Education Without Borders
An international relations major puts her knowledge to work in the Dominican Republic.
By Linell Stabler ’05
In January of 2005, during my senior year at Bucknell, I traveled to Santo Domingo in the Dominican Republic to observe the activities and projects of Avanzada Comunal Enseñando y Sanando (A.C.E.S.), an organization I learned about from a colleague back in the States. In particular, I was to observe a one-day medical outreach activity in one of Santo Domingo’s many slums. As I prepared for my “observation visit,” I imagined sterile clinic exam rooms, orderly waiting rooms, and quiet professionals calmly dispensing their wisdom and treatments.

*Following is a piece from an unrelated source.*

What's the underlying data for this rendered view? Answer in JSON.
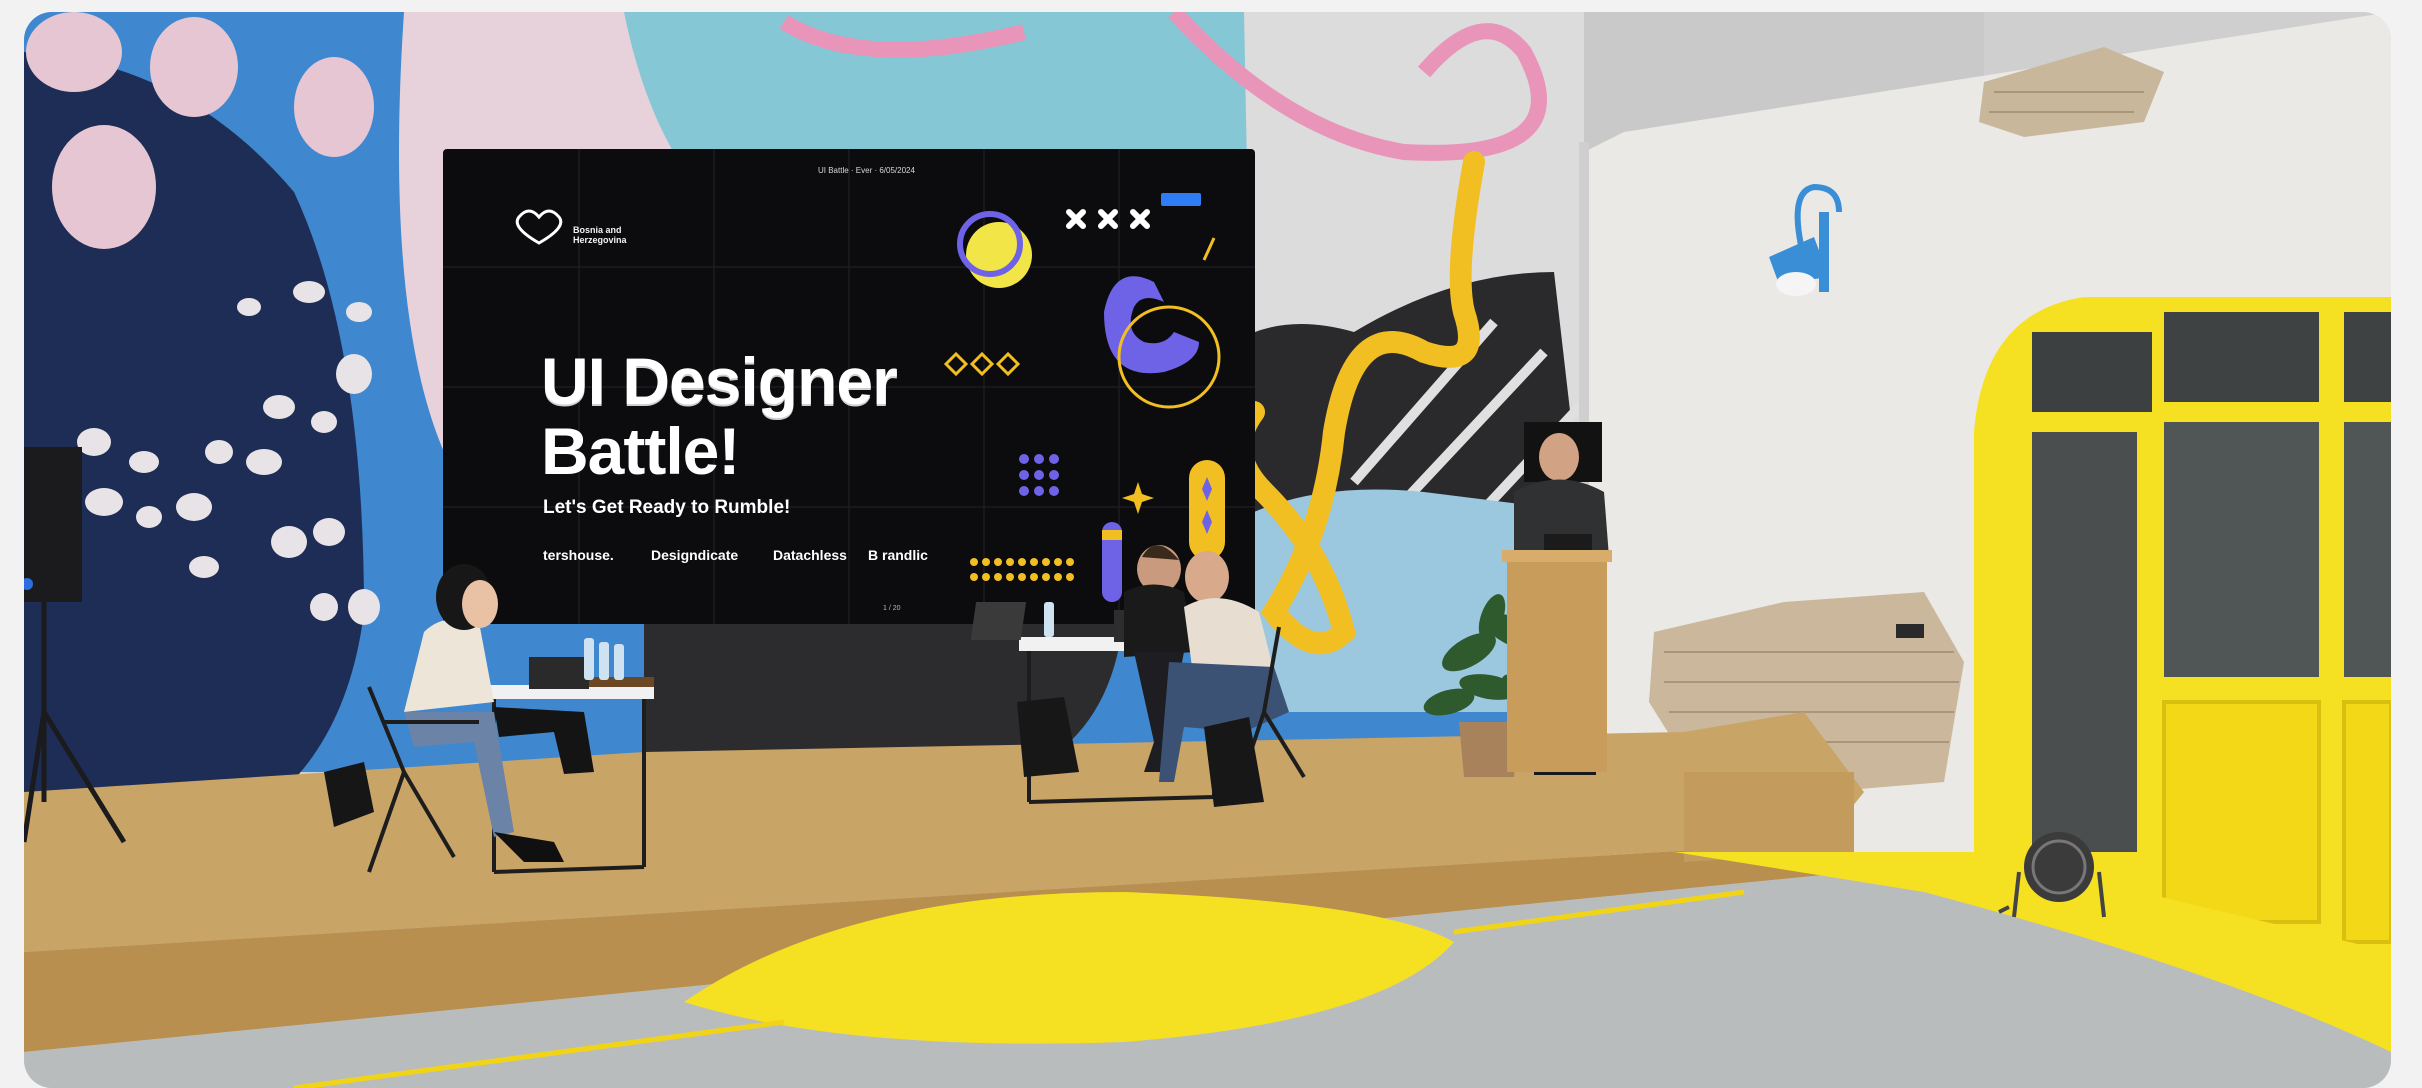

I couldn’t have been more wrong. In the first five minutes, I heard the screams of a young dental patient, as several of her teeth were pulled without the benefit of Novocain while three adults held her down in a kitchen chair. I watched a teenage mother cuddle a vitamin-deficient infant in her arms, and I smelled the stench of infection and the lack of hygiene. The “clinic” was a shabby concrete room where religious services were sometimes held, the “waiting room” was the busy street outside, and the “professionals” were harried doctors who struggled to consult with hundreds of impatient sick men, women, and children. The chaos was a far cry from the sane halls of Bucknell where I had planned this trip.
As an international relations student at Bucknell, I felt that I had the intellectual preparation for the poverty that exists in much of the world. But the reality in the Dominican Republic steamrolled that “head” knowledge and completely engaged my heart and soul. I knew immediately that this place, these people, and this organization would be part of my future.

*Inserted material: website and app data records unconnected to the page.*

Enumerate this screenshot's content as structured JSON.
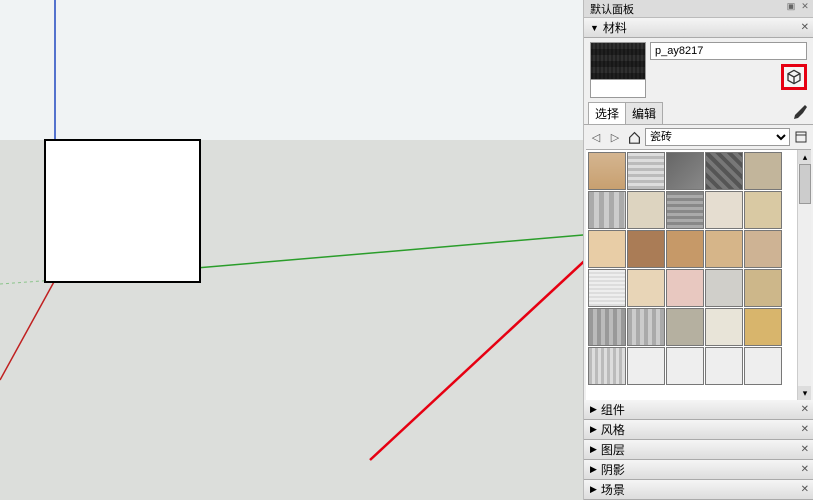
{
  "panel": {
    "title": "默认面板"
  },
  "sections": {
    "materials": "材料",
    "components": "组件",
    "styles": "风格",
    "layers": "图层",
    "shadows": "阴影",
    "scenes": "场景"
  },
  "current_material": {
    "name": "p_ay8217"
  },
  "tabs": {
    "select": "选择",
    "edit": "编辑"
  },
  "library": {
    "category": "瓷砖"
  },
  "swatches": {
    "count": 30
  }
}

On my return to the States — and before graduation — I became an advocate for my new friends in the DR and interested enough other Bucknell students in the A.C.E.S. projects to start an A.C.E.S. student organization. The idealistic energy of Bucknell’s environment was a perfect incubator for the birth of new health initiatives and classroom projects in those Santo Domingo slums. Not only that, the Bucknell enthusiasm sparked the beginning of an off-campus A.C.E.S. organization in Williamsport, Pa., my hometown.
Nowadays, students and professionals, business owners and residents are becoming inspired by the vision that I saw on that first observation trip in 2005 — the possibility of making a difference in quality of life for one community at a time in one of the poorest areas in this hemisphere. Service trips, fundraising, lectures, and donations are becoming habits as people are learning about the incredible potential of the combination of head knowledge and heart-centered compassion for the people of the Dominican Republic.

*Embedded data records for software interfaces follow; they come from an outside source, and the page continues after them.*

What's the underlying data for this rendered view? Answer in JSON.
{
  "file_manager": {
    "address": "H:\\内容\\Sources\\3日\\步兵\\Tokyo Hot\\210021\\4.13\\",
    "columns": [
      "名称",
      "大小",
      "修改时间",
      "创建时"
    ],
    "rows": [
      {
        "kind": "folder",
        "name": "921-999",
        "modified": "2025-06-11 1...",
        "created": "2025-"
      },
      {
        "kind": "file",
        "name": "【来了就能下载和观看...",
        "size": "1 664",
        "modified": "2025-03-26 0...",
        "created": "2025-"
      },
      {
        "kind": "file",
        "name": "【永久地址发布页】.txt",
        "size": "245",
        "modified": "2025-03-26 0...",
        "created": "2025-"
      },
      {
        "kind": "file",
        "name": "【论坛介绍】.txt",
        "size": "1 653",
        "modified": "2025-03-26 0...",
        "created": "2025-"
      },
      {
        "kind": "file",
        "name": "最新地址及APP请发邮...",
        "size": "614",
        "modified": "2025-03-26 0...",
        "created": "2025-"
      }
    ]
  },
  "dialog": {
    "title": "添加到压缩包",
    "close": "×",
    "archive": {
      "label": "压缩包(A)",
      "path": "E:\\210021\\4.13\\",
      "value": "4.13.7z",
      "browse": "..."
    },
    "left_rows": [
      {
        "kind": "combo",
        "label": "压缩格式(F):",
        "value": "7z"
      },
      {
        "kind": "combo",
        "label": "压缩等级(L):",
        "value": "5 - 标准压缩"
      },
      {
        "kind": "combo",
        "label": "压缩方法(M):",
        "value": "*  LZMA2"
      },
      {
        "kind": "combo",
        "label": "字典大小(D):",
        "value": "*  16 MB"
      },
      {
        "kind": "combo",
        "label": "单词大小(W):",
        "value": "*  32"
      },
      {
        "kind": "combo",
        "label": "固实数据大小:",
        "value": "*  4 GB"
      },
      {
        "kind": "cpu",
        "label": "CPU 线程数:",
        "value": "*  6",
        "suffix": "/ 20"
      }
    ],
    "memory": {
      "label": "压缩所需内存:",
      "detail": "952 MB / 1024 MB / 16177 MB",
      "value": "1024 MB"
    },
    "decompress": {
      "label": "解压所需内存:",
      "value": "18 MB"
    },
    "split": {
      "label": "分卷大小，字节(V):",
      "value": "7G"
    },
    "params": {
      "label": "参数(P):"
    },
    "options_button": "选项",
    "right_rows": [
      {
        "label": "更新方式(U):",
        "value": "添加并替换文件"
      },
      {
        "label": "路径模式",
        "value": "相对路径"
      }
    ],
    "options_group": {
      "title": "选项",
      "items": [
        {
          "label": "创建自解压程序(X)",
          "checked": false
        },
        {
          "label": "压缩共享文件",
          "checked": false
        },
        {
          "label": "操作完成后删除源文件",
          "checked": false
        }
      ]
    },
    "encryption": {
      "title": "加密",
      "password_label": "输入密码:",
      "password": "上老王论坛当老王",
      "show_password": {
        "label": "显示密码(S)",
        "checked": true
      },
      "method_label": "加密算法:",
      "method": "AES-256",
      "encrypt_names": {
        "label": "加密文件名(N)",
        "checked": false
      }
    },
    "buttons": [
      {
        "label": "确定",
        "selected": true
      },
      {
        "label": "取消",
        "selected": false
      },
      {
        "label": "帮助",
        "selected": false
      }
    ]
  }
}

Bucknell made it all possible. As a Bucknell alumna, I will be forever grateful for the preparation that Bucknell afforded me — it provided a springboard for the work of my life.
Linell Stabler and her husband, Dan, live in Williamsport, Pa. They divide their time between their work in the Dominican Republic, their home and garden, and their fireplace business in Williamsport. For more information about ACES North America, go to www.acesnorthamerica.org, call 570-326-2961, or email firstname.lastname@example.org.